  • Visit a local senior center.
  • Mow the lawn for an elderly neighbor.
  • Donate unused sports equipment to an after school center.

Source: YSA (Youth Service America)  www.YSA.org

Volunteering is for Everyone

November 1, 2015
  • Youth: Volunteering at an early age teaches responsibility and establishes a strong work ethic and a willingness to serve others.
  • Students: Students gain unmatched real-world experience, are better prepared for a career of service, and may even meet many educational requirements.
  • Adults: 1 in 4 adults volunteered in 2013. From working professionals to stay-at-home parents, adults can contribute their valuable knowledge and skills to the community.
  • Seniors: The lifetime of experience senior adults bring to volunteer opportunities can be one of the most valuable contributions they make to the community.
  • Families: The benefits of volunteering together bring family members closer and teaches good values that are passed on from one generation to the next.
  • Groups: All kinds of teams, clubs, religious and civic organizations can achieve so much when they work together as a group.

For more information go to http://helplinecenter.org/volunteer-services/

5 Surprising Benefits Of Volunteering

August 18, 2015

“One of the great ironies of life is this: He or she who serves almost always benefits more than he or she who is served.” – Gordon Hinckle

Here are five surprising benefits of volunteering:

http://www.forbes.com/sites/nextavenue/2015/03/19/5-surprising-benefits-of-volunteering/

Why do you want to volunteer?

June 15, 2015
  • I want to make a difference: In 2013 volunteers made an unprecedented difference in South Dakota! Nearly 21.5 million hours were volunteered, and the estimated value of this service is close to $483.5 million.
  • I want to meet new friends: 219,290 South Dakotans, including youth, students, adults and seniors volunteered in 2013. So you’re in good company with 219,289 potential new friends when you volunteer!
  • I want to learn new skills: Volunteering is the perfect way to learn new skills, or even hone the ones you already have. There are many different volunteer opportunities for every kind and every level of skill. What will you learn?
  • I want to grow my career: Volunteering connects you to an incredible network of other professionals who volunteer.

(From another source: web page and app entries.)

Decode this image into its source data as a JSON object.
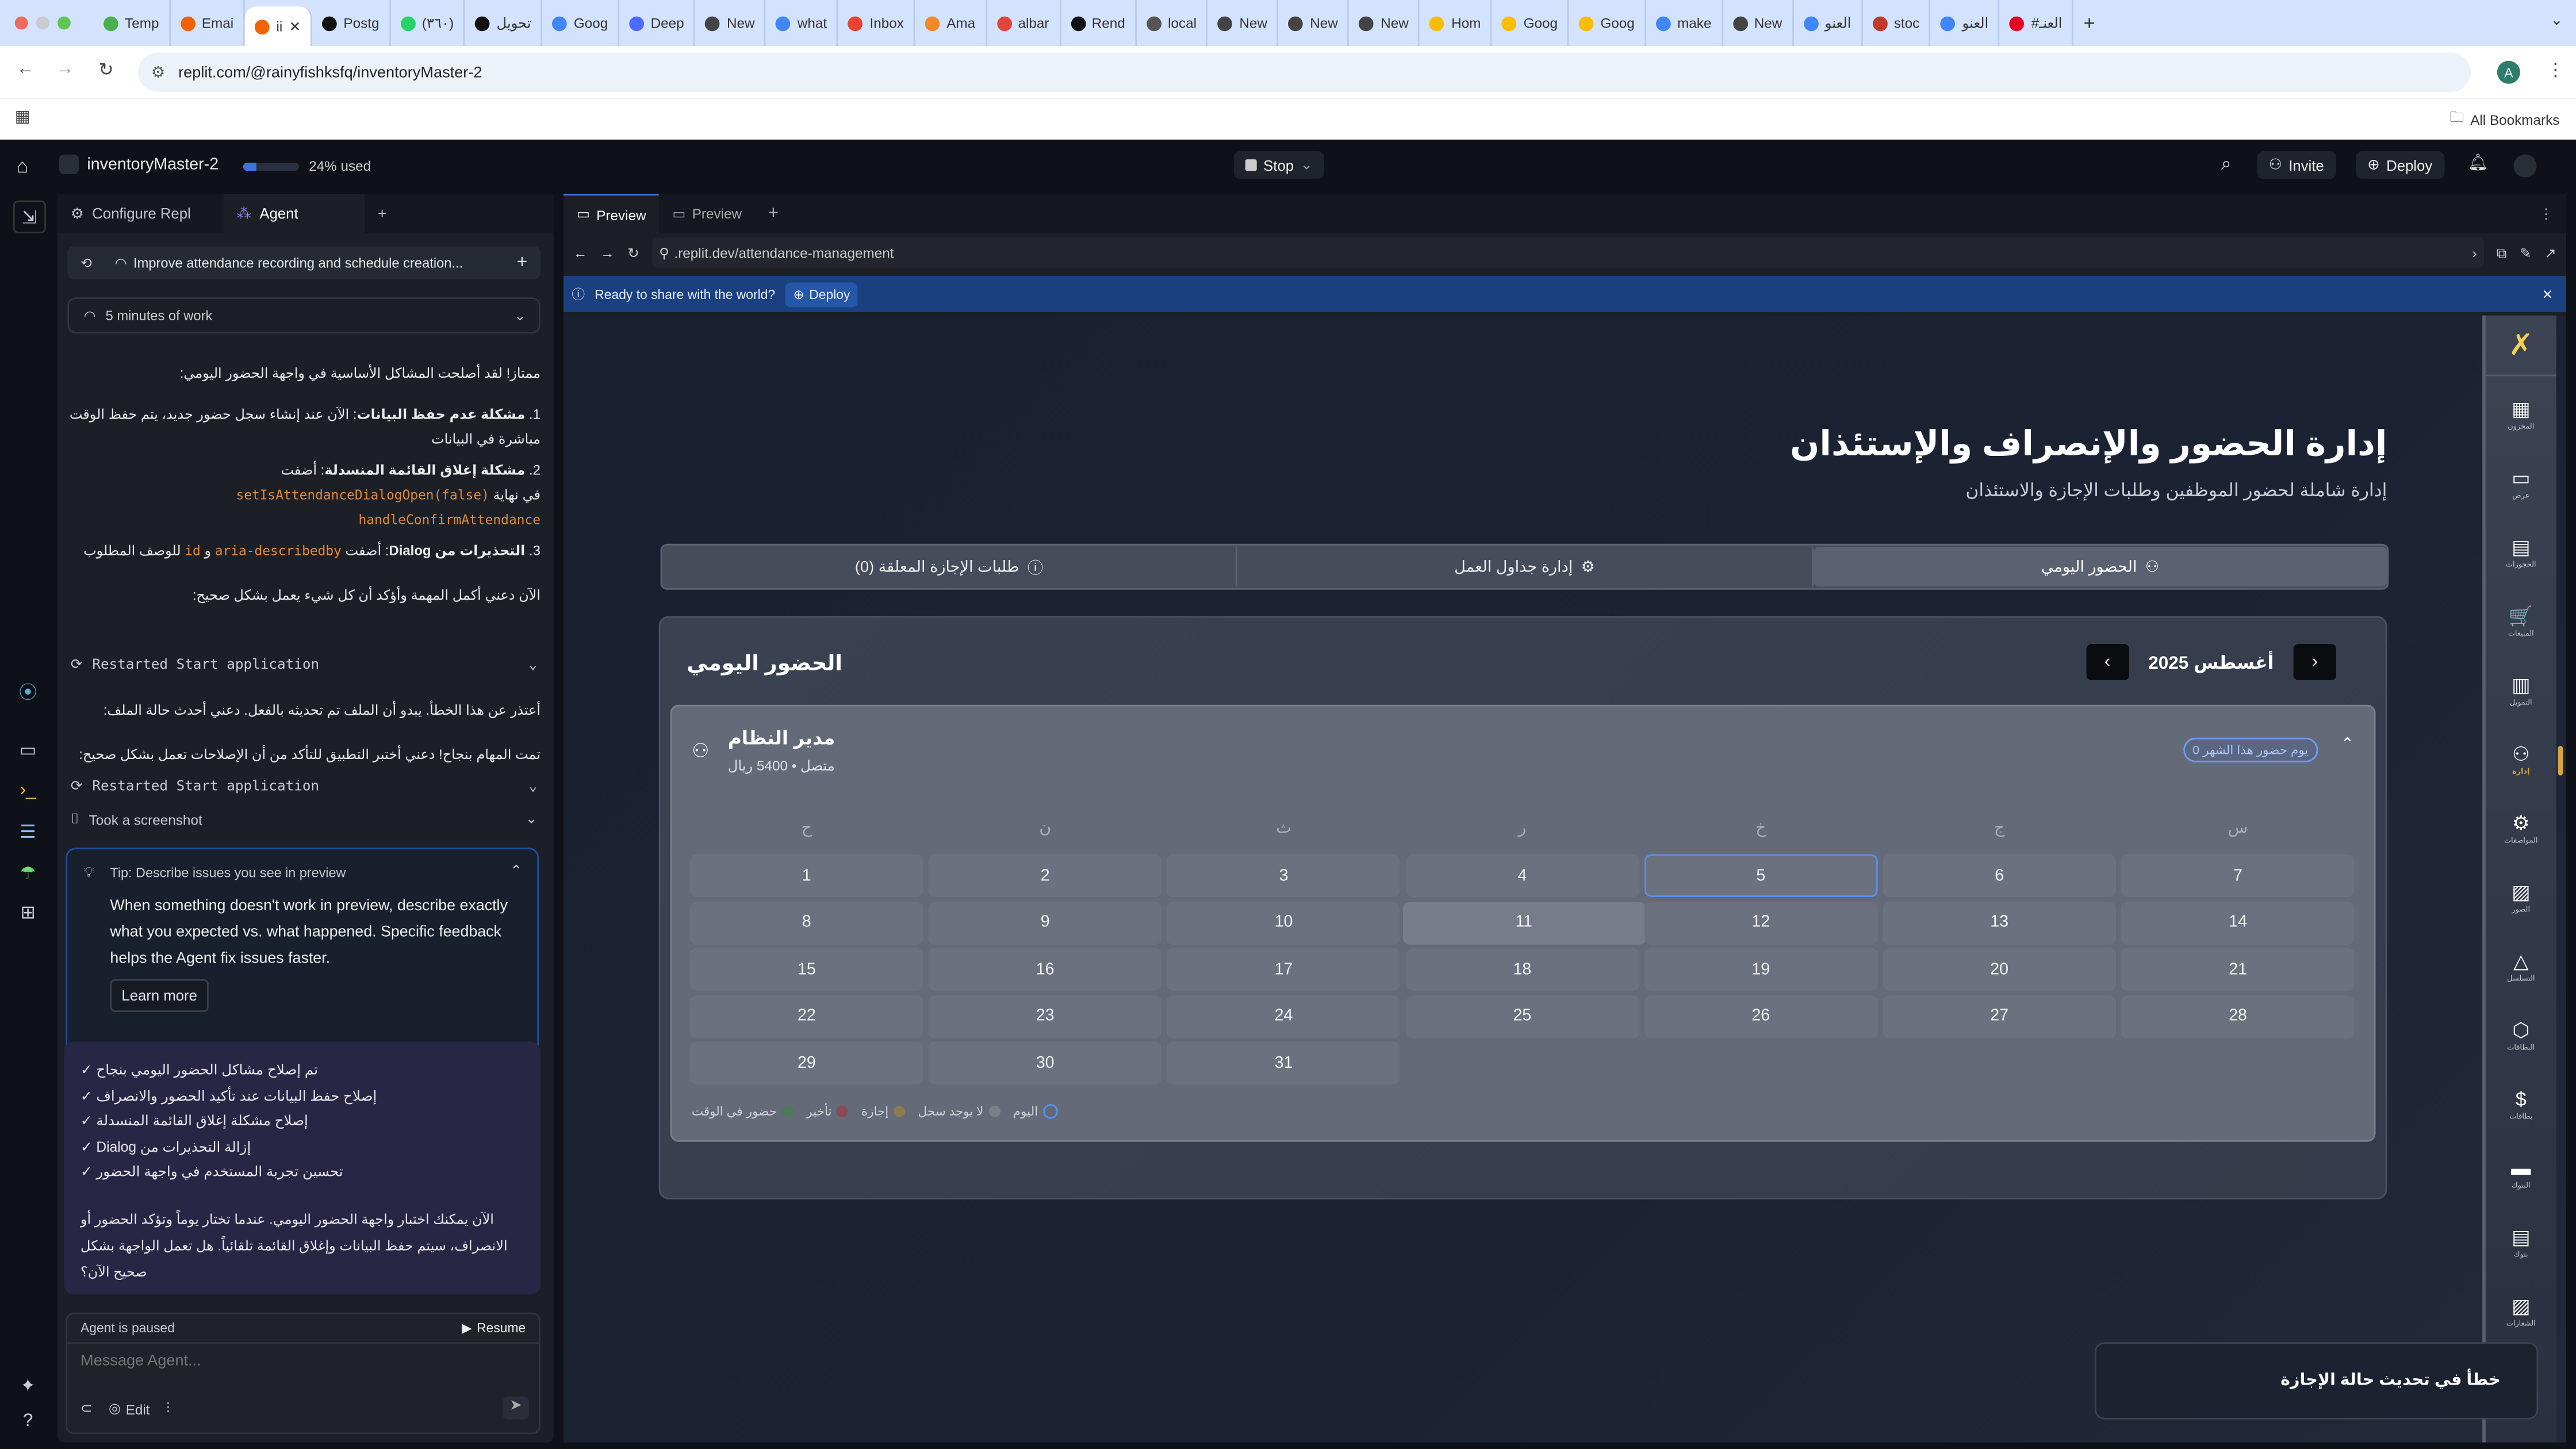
{
  "browser": {
    "tabs": [
      "Temp",
      "Emai",
      "ii",
      "Postg",
      "(٣٦٠)",
      "تحويل",
      "Goog",
      "Deep",
      "New",
      "what",
      "Inbox",
      "Ama",
      "albar",
      "Rend",
      "local",
      "New",
      "New",
      "New",
      "Hom",
      "Goog",
      "Goog",
      "make",
      "New",
      "العنو",
      "stoc",
      "العنو",
      "#العنـ"
    ],
    "tab_colors": [
      "#4caf50",
      "#f26207",
      "#f26207",
      "#111111",
      "#25d366",
      "#111111",
      "#4285f4",
      "#4d6bfe",
      "#444444",
      "#4285f4",
      "#ea4335",
      "#f08a24",
      "#e2453c",
      "#111111",
      "#555555",
      "#444444",
      "#444444",
      "#444444",
      "#fbbc04",
      "#fbbc04",
      "#fbbc04",
      "#4285f4",
      "#444444",
      "#4285f4",
      "#c0392b",
      "#4285f4",
      "#e60023"
    ],
    "active_tab_index": 2,
    "url": "replit.com/@rainyfishksfq/inventoryMaster-2",
    "bookmarks_label": "All Bookmarks",
    "profile_initial": "A"
  },
  "replit": {
    "project_name": "inventoryMaster-2",
    "usage_label": "24% used",
    "usage_percent": 24,
    "stop_label": "Stop",
    "invite_label": "Invite",
    "deploy_label": "Deploy",
    "left_tabs": [
      "Configure Repl",
      "Agent"
    ],
    "thread_title": "Improve attendance recording and schedule creation...",
    "work_summary": "5 minutes of work",
    "messages": {
      "intro": "ممتاز! لقد أصلحت المشاكل الأساسية في واجهة الحضور اليومي:",
      "item1_bold": "مشكلة عدم حفظ البيانات",
      "item1_text": ": الآن عند إنشاء سجل حضور جديد، يتم حفظ الوقت مباشرة في البيانات",
      "item2_bold": "مشكلة إغلاق القائمة المنسدلة",
      "item2_text": ": أضفت",
      "item2_code1": "setIsAttendanceDialogOpen(false)",
      "item2_mid": "في نهاية",
      "item2_code2": "handleConfirmAttendance",
      "item3_bold": "التحذيرات من Dialog",
      "item3_text": ": أضفت",
      "item3_code1": "aria-describedby",
      "item3_and": "و",
      "item3_code2": "id",
      "item3_tail": "للوصف المطلوب",
      "next": "الآن دعني أكمل المهمة وأؤكد أن كل شيء يعمل بشكل صحيح:",
      "tool1": "Restarted Start application",
      "apology": "أعتذر عن هذا الخطأ. يبدو أن الملف تم تحديثه بالفعل. دعني أحدث حالة الملف:",
      "done": "تمت المهام بنجاح! دعني أختبر التطبيق للتأكد من أن الإصلاحات تعمل بشكل صحيح:",
      "tool2": "Restarted Start application",
      "tool3": "Took a screenshot"
    },
    "tip": {
      "title": "Tip: Describe issues you see in preview",
      "body": "When something doesn't work in preview, describe exactly what you expected vs. what happened. Specific feedback helps the Agent fix issues faster.",
      "button": "Learn more"
    },
    "summary": {
      "checks": [
        "تم إصلاح مشاكل الحضور اليومي بنجاح",
        "إصلاح حفظ البيانات عند تأكيد الحضور والانصراف",
        "إصلاح مشكلة إغلاق القائمة المنسدلة",
        "إزالة التحذيرات من Dialog",
        "تحسين تجربة المستخدم في واجهة الحضور"
      ],
      "check_mark": "✓",
      "closing": "الآن يمكنك اختبار واجهة الحضور اليومي. عندما تختار يوماً وتؤكد الحضور أو الانصراف، سيتم حفظ البيانات وإغلاق القائمة تلقائياً. هل تعمل الواجهة بشكل صحيح الآن؟"
    },
    "composer": {
      "status": "Agent is paused",
      "resume": "Resume",
      "placeholder": "Message Agent...",
      "edit": "Edit"
    },
    "preview_tabs": [
      "Preview",
      "Preview"
    ],
    "preview_url": ".replit.dev/attendance-management",
    "banner_text": "Ready to share with the world?",
    "banner_deploy": "Deploy"
  },
  "app": {
    "title": "إدارة الحضور والإنصراف والإستئذان",
    "subtitle": "إدارة شاملة لحضور الموظفين وطلبات الإجازة والاستئذان",
    "tabs": [
      "الحضور اليومي",
      "إدارة جداول العمل",
      "طلبات الإجازة المعلقة (0)"
    ],
    "section_title": "الحضور اليومي",
    "month_label": "أغسطس 2025",
    "employee": {
      "name": "مدير النظام",
      "meta": "متصل • 5400 ريال",
      "badge": "يوم حضور هذا الشهر 0"
    },
    "weekdays": [
      "ح",
      "ن",
      "ث",
      "ر",
      "خ",
      "ج",
      "س"
    ],
    "days": [
      1,
      2,
      3,
      4,
      5,
      6,
      7,
      8,
      9,
      10,
      11,
      12,
      13,
      14,
      15,
      16,
      17,
      18,
      19,
      20,
      21,
      22,
      23,
      24,
      25,
      26,
      27,
      28,
      29,
      30,
      31
    ],
    "today": 5,
    "hovered_day": 11,
    "legend": [
      {
        "label": "حضور في الوقت",
        "color": "#4a7a5a"
      },
      {
        "label": "تأخير",
        "color": "#8a4a55"
      },
      {
        "label": "إجازة",
        "color": "#8a7a55"
      },
      {
        "label": "لا يوجد سجل",
        "color": "#7a7f8a"
      },
      {
        "label": "اليوم",
        "color": "#5b8df0"
      }
    ],
    "sidebar": [
      {
        "label": "المخزون",
        "icon": "▦"
      },
      {
        "label": "عرض",
        "icon": "▭"
      },
      {
        "label": "الحجوزات",
        "icon": "▤"
      },
      {
        "label": "المبيعات",
        "icon": "🛒"
      },
      {
        "label": "التمويل",
        "icon": "▥"
      },
      {
        "label": "إدارة",
        "icon": "⚇"
      },
      {
        "label": "المواصفات",
        "icon": "⚙"
      },
      {
        "label": "الصور",
        "icon": "▨"
      },
      {
        "label": "التسلسل",
        "icon": "△"
      },
      {
        "label": "البطاقات",
        "icon": "⬡"
      },
      {
        "label": "بطاقات",
        "icon": "$"
      },
      {
        "label": "البنوك",
        "icon": "▬"
      },
      {
        "label": "بنوك",
        "icon": "▤"
      },
      {
        "label": "الشعارات",
        "icon": "▨"
      }
    ],
    "active_sidebar_index": 5,
    "toast": "خطأ في تحديث حالة الإجازة",
    "colors": {
      "accent": "#5b8df0",
      "gold": "#d4a640",
      "banner": "#1b4080"
    }
  }
}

You can work side-by-side with a leader in your field or a hiring manager at the company where you’d really like to be. In fact, volunteers have a 27% higher likelihood of finding a job after being out of work than those who don’t volunteer.

Volunteer, Make A Difference – helplinecenter.org

7 Traits of Amazing Volunteers

May 18, 2015

If you and your organization want to take on the biggest challenges facing humanity you will need an amazing tribe of volunteers. The key word here is amazing.

http://www.forbes.com/sites/michaellindenmayer/2013/06/03/7-traits-of-amazing-volunteers/